Give the entries again, precisely as they were written.

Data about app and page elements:
• • • • •
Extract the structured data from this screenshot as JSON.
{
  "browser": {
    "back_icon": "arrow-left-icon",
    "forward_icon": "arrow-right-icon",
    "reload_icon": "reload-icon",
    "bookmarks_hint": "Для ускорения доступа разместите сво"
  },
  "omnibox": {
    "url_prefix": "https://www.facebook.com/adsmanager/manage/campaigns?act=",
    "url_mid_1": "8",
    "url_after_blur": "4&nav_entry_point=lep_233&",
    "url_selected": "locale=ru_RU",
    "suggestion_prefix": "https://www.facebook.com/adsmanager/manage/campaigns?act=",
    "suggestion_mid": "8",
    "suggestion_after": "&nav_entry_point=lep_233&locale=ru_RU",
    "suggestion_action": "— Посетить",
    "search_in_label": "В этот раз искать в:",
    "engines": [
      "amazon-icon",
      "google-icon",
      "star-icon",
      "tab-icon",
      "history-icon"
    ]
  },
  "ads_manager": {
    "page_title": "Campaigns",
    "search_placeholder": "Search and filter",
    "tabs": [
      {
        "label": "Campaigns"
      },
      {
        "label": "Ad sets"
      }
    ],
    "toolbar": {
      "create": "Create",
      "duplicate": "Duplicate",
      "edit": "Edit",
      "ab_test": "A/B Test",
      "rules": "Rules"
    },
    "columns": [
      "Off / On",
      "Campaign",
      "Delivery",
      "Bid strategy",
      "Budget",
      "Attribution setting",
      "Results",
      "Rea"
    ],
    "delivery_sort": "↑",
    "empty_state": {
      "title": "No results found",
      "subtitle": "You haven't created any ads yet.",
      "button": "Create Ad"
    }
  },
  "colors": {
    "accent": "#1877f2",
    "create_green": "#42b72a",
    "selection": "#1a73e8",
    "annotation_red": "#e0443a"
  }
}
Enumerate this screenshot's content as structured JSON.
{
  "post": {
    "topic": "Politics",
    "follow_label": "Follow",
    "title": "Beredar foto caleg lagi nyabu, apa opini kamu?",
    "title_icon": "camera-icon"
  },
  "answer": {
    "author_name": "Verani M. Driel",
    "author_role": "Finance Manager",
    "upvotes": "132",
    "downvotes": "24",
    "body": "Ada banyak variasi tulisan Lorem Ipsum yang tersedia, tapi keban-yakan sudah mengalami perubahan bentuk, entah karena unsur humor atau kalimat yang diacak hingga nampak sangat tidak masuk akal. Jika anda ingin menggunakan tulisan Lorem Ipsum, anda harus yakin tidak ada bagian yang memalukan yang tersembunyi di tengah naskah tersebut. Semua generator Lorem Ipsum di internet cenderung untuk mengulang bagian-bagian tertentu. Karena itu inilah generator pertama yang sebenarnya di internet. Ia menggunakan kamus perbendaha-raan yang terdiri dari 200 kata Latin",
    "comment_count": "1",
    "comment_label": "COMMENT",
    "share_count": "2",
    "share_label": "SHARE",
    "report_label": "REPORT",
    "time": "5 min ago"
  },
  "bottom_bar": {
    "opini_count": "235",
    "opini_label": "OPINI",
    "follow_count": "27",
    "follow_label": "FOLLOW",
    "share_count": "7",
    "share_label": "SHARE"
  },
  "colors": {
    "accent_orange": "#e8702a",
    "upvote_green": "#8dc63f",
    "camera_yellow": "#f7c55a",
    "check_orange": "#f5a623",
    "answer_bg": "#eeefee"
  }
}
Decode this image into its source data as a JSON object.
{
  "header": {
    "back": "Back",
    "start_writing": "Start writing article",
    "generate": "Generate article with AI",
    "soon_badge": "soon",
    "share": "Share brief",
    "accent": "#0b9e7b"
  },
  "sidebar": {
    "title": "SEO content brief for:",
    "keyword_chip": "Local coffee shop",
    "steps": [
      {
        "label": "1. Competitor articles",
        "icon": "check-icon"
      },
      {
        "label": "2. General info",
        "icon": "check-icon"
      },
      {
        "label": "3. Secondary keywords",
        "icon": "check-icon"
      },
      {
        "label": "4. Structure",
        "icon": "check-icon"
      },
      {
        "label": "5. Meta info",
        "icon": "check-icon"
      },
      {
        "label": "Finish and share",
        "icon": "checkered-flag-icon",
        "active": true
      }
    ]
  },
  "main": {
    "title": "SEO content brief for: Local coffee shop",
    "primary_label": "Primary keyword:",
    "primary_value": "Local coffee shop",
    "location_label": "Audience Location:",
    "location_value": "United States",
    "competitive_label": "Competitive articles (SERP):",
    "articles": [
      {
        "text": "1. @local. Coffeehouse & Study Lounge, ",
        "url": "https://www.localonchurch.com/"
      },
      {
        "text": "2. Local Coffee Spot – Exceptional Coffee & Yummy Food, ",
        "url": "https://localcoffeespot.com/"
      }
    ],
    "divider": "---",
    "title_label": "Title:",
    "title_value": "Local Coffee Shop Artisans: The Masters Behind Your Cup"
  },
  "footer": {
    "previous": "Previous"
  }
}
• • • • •
§ ANSWER SECTION
Extract the structured data from this screenshot as JSON.
{
  "browser": {
    "back_icon": "arrow-left-icon",
    "forward_icon": "arrow-right-icon",
    "reload_icon": "reload-icon",
    "bookmarks_hint": "Для ускорения доступа разместите сво"
  },
  "omnibox": {
    "url_prefix": "https://www.facebook.com/adsmanager/manage/campaigns?act=",
    "url_mid_1": "8",
    "url_after_blur": "4&nav_entry_point=lep_233&",
    "url_selected": "locale=ru_RU",
    "suggestion_prefix": "https://www.facebook.com/adsmanager/manage/campaigns?act=",
    "suggestion_mid": "8",
    "suggestion_after": "&nav_entry_point=lep_233&locale=ru_RU",
    "suggestion_action": "— Посетить",
    "search_in_label": "В этот раз искать в:",
    "engines": [
      "amazon-icon",
      "google-icon",
      "star-icon",
      "tab-icon",
      "history-icon"
    ]
  },
  "ads_manager": {
    "page_title": "Campaigns",
    "search_placeholder": "Search and filter",
    "tabs": [
      {
        "label": "Campaigns"
      },
      {
        "label": "Ad sets"
      }
    ],
    "toolbar": {
      "create": "Create",
      "duplicate": "Duplicate",
      "edit": "Edit",
      "ab_test": "A/B Test",
      "rules": "Rules"
    },
    "columns": [
      "Off / On",
      "Campaign",
      "Delivery",
      "Bid strategy",
      "Budget",
      "Attribution setting",
      "Results",
      "Rea"
    ],
    "delivery_sort": "↑",
    "empty_state": {
      "title": "No results found",
      "subtitle": "You haven't created any ads yet.",
      "button": "Create Ad"
    }
  },
  "colors": {
    "accent": "#1877f2",
    "create_green": "#42b72a",
    "selection": "#1a73e8",
    "annotation_red": "#e0443a"
  }
}
Enumerate this screenshot's content as structured JSON.
{
  "post": {
    "topic": "Politics",
    "follow_label": "Follow",
    "title": "Beredar foto caleg lagi nyabu, apa opini kamu?",
    "title_icon": "camera-icon"
  },
  "answer": {
    "author_name": "Verani M. Driel",
    "author_role": "Finance Manager",
    "upvotes": "132",
    "downvotes": "24",
    "body": "Ada banyak variasi tulisan Lorem Ipsum yang tersedia, tapi keban-yakan sudah mengalami perubahan bentuk, entah karena unsur humor atau kalimat yang diacak hingga nampak sangat tidak masuk akal. Jika anda ingin menggunakan tulisan Lorem Ipsum, anda harus yakin tidak ada bagian yang memalukan yang tersembunyi di tengah naskah tersebut. Semua generator Lorem Ipsum di internet cenderung untuk mengulang bagian-bagian tertentu. Karena itu inilah generator pertama yang sebenarnya di internet. Ia menggunakan kamus perbendaha-raan yang terdiri dari 200 kata Latin",
    "comment_count": "1",
    "comment_label": "COMMENT",
    "share_count": "2",
    "share_label": "SHARE",
    "report_label": "REPORT",
    "time": "5 min ago"
  },
  "bottom_bar": {
    "opini_count": "235",
    "opini_label": "OPINI",
    "follow_count": "27",
    "follow_label": "FOLLOW",
    "share_count": "7",
    "share_label": "SHARE"
  },
  "colors": {
    "accent_orange": "#e8702a",
    "upvote_green": "#8dc63f",
    "camera_yellow": "#f7c55a",
    "check_orange": "#f5a623",
    "answer_bg": "#eeefee"
  }
}
Decode this image into its source data as a JSON object.
{
  "header": {
    "back": "Back",
    "start_writing": "Start writing article",
    "generate": "Generate article with AI",
    "soon_badge": "soon",
    "share": "Share brief",
    "accent": "#0b9e7b"
  },
  "sidebar": {
    "title": "SEO content brief for:",
    "keyword_chip": "Local coffee shop",
    "steps": [
      {
        "label": "1. Competitor articles",
        "icon": "check-icon"
      },
      {
        "label": "2. General info",
        "icon": "check-icon"
      },
      {
        "label": "3. Secondary keywords",
        "icon": "check-icon"
      },
      {
        "label": "4. Structure",
        "icon": "check-icon"
      },
      {
        "label": "5. Meta info",
        "icon": "check-icon"
      },
      {
        "label": "Finish and share",
        "icon": "checkered-flag-icon",
        "active": true
      }
    ]
  },
  "main": {
    "title": "SEO content brief for: Local coffee shop",
    "primary_label": "Primary keyword:",
    "primary_value": "Local coffee shop",
    "location_label": "Audience Location:",
    "location_value": "United States",
    "competitive_label": "Competitive articles (SERP):",
    "articles": [
      {
        "text": "1. @local. Coffeehouse & Study Lounge, ",
        "url": "https://www.localonchurch.com/"
      },
      {
        "text": "2. Local Coffee Spot – Exceptional Coffee & Yummy Food, ",
        "url": "https://localcoffeespot.com/"
      }
    ],
    "divider": "---",
    "title_label": "Title:",
    "title_value": "Local Coffee Shop Artisans: The Masters Behind Your Cup"
  },
  "footer": {
    "previous": "Previous"
  }
}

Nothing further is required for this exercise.